There are so many things I love about Mexico. There are so many things I hate about Mexico.
Things I love about Mexico:
1) The food is terrific and cheap. Today I bought a gigantic bunch of bananas (Mexican bananas blow U.S. grocery store bananas all to hell), three big ripe mangoes, a few onions, some zuchinni and tomatoes all for the equivalent of $1.75. If you like fruit, this place is paradise.
If you are brave enough to eat at the Mercado, you can get a truly amazing meal for something under $3
2) Oh the Mercados! I could get lost in the Mercado (and I have) and not come out for days. The piles of spices, chiles, medicinal herbs, raw meat, flowers, fish, plastic woven bags, beautiful ceramics and gorgeous hand woven textiles! Oh the endless pirated DVDs! Oh the old ladies in colorful aprons selling weird bugs and unheard of vegetables! Oh the smell of copal and rotting garbage! The tiny children selling tortillas and the skinny lame dogs! The mixed up horror and wonder and pity and joy.
3) Baby donkeys. 'Nuff said.
4) I brought a pair of broken glasses with me that the optician at home said were beyond repair. I knew that was crap: in Mexico, NOTHING is beyond repair. The first place I walked into here fixed them for me in five minutes. They charged me a dollar.

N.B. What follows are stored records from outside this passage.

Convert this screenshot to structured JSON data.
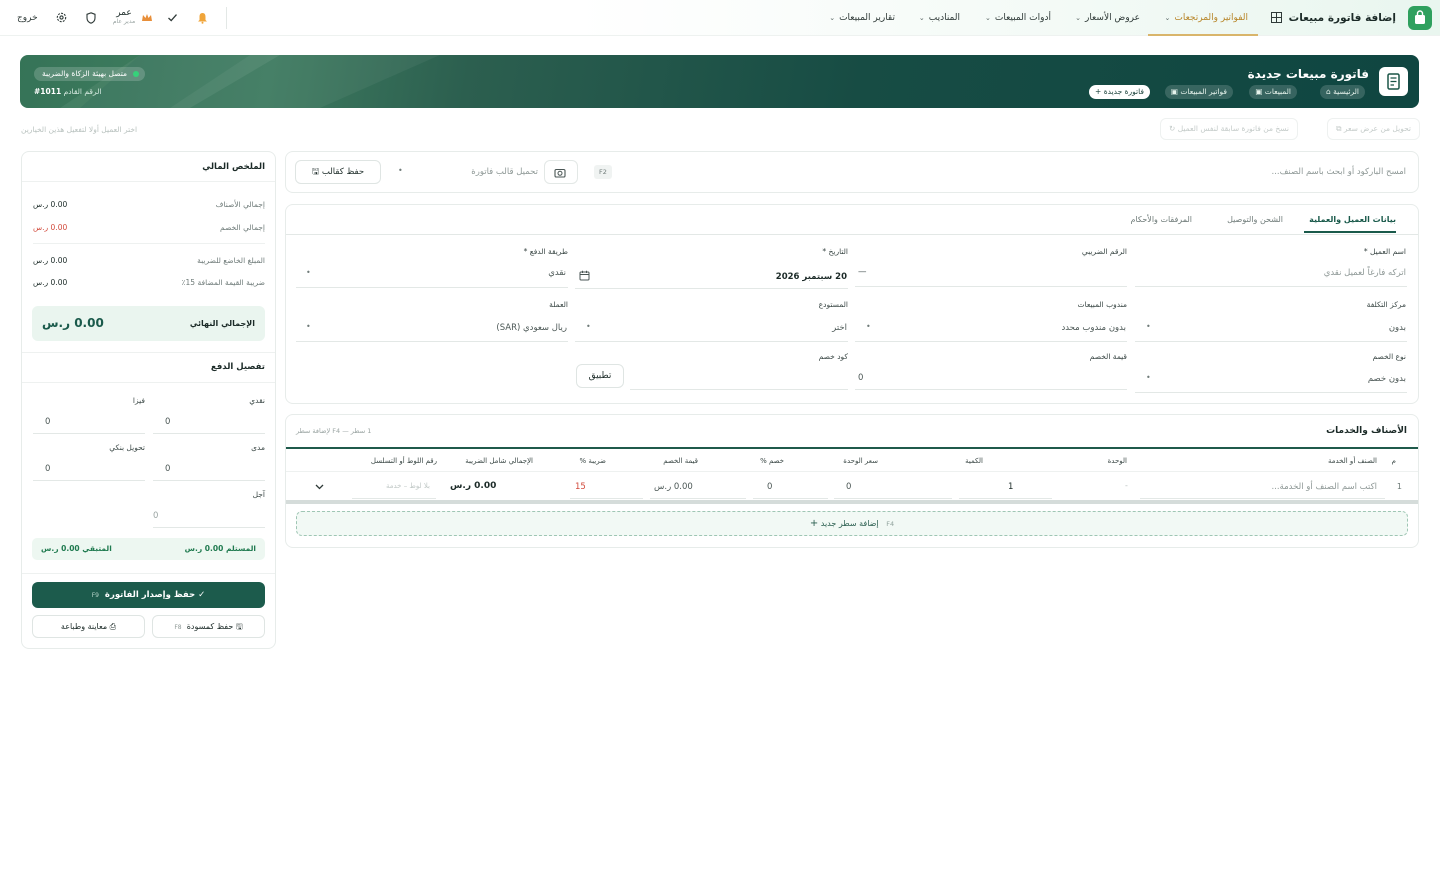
{
  "nav": {
    "title": "إضافة فاتورة مبيعات",
    "items": [
      {
        "label": "الفواتير والمرتجعات",
        "active": true
      },
      {
        "label": "عروض الأسعار"
      },
      {
        "label": "أدوات المبيعات"
      },
      {
        "label": "المناديب"
      },
      {
        "label": "تقارير المبيعات"
      }
    ],
    "user_name": "عمر",
    "user_role": "مدير عام",
    "logout": "خروج"
  },
  "hero": {
    "title": "فاتورة مبيعات جديدة",
    "breadcrumbs": [
      "الرئيسية",
      "المبيعات",
      "فواتير المبيعات",
      "فاتورة جديدة"
    ],
    "status": "متصل بهيئة الزكاة والضريبة",
    "next_number_label": "الرقم القادم",
    "next_number": "1011#"
  },
  "actions": {
    "convert_quote": "تحويل من عرض سعر",
    "copy_invoice": "نسخ من فاتورة سابقة لنفس العميل",
    "hint": "اختر العميل أولا لتفعيل هذين الخيارين"
  },
  "search": {
    "placeholder": "امسح الباركود أو ابحث باسم الصنف...",
    "shortcut": "F2",
    "template_placeholder": "تحميل قالب فاتورة",
    "save_template": "حفظ كقالب"
  },
  "tabs": [
    "بيانات العميل والعملية",
    "الشحن والتوصيل",
    "المرفقات والأحكام"
  ],
  "form": {
    "customer_label": "اسم العميل *",
    "customer_placeholder": "اتركه فارغاً لعميل نقدي",
    "tax_label": "الرقم الضريبي",
    "tax_value": "—",
    "date_label": "التاريخ *",
    "date_value": "20 سبتمبر 2026",
    "payment_label": "طريقة الدفع *",
    "payment_value": "نقدي",
    "cost_center_label": "مركز التكلفة",
    "cost_center_value": "بدون",
    "rep_label": "مندوب المبيعات",
    "rep_value": "بدون مندوب محدد",
    "warehouse_label": "المستودع",
    "warehouse_value": "اختر",
    "currency_label": "العملة",
    "currency_value": "ريال سعودي (SAR)",
    "discount_type_label": "نوع الخصم",
    "discount_type_value": "بدون خصم",
    "discount_value_label": "قيمة الخصم",
    "discount_value": "0",
    "discount_code_label": "كود خصم",
    "apply": "تطبيق"
  },
  "items": {
    "title": "الأصناف والخدمات",
    "hint": "1 سطر — F4 لإضافة سطر",
    "headers": [
      "م",
      "الصنف أو الخدمة",
      "الوحدة",
      "الكمية",
      "سعر الوحدة",
      "خصم %",
      "قيمة الخصم",
      "ضريبة %",
      "الإجمالي شامل الضريبة",
      "رقم اللوط أو التسلسل"
    ],
    "row": {
      "index": "1",
      "item_placeholder": "اكتب اسم الصنف أو الخدمة...",
      "unit": "-",
      "qty": "1",
      "price": "0",
      "discount_pct": "0",
      "discount_value": "0.00 ر.س",
      "tax_pct": "15",
      "total": "0.00 ر.س",
      "lot": "بلا لوط – خدمة"
    },
    "add_row": "إضافة سطر جديد",
    "add_row_key": "F4"
  },
  "summary": {
    "title": "الملخص المالي",
    "rows": [
      {
        "label": "إجمالي الأصناف",
        "value": "0.00 ر.س"
      },
      {
        "label": "إجمالي الخصم",
        "value": "0.00 ر.س"
      },
      {
        "label": "المبلغ الخاضع للضريبة",
        "value": "0.00 ر.س"
      },
      {
        "label": "ضريبة القيمة المضافة 15٪",
        "value": "0.00 ر.س"
      }
    ],
    "final_label": "الإجمالي النهائي",
    "final_value": "0.00 ر.س"
  },
  "payment": {
    "title": "تفصيل الدفع",
    "cash_label": "نقدي",
    "cash_value": "0",
    "visa_label": "فيزا",
    "visa_value": "0",
    "mada_label": "مدى",
    "mada_value": "0",
    "transfer_label": "تحويل بنكي",
    "transfer_value": "0",
    "credit_label": "آجل",
    "credit_value": "0",
    "received_label": "المستلم",
    "received_value": "0.00 ر.س",
    "remaining_label": "المتبقي",
    "remaining_value": "0.00 ر.س"
  },
  "buttons": {
    "save_issue": "حفظ وإصدار الفاتورة",
    "save_issue_key": "F9",
    "save_draft": "حفظ كمسودة",
    "save_draft_key": "F8",
    "preview_print": "معاينة وطباعة"
  }
}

5) Homero can get all four of his wisdom teeth removed for under $400. The little girls and I can get all of our cavities filled for less than $100. Rowan can be fitted with braces for about $200. All of these things together in the states would cost us more than a year's income, and I am not lying.
6) I believe I mentioned something about fireworks (Remote Post, 7/4/10 (Mexican Fireworks)?
7) My Mexican relatives. They are a really terrific bunch of people who would gnaw their own arms off and sell them on the black market just to be able to buy a chicken to cook for you when you come to visit. There just isn't anything they wouldn't do for me and my kids. They are fun loving, hardworking, friendly, welcoming folks and I'm very proud they have accepted me as one of their own.
This is by no means an exhaustive list: I haven't yet mentioned ruined cities in the jungle or sudden, warm downpours but those thins, along with "Things I hate about Mexico" is going to have to wait for tomorrow, because it's time for me to go downstairs and eat some more food. Homero's grandmother is making hand-formed sopes with tassajo and salsa de guajillo.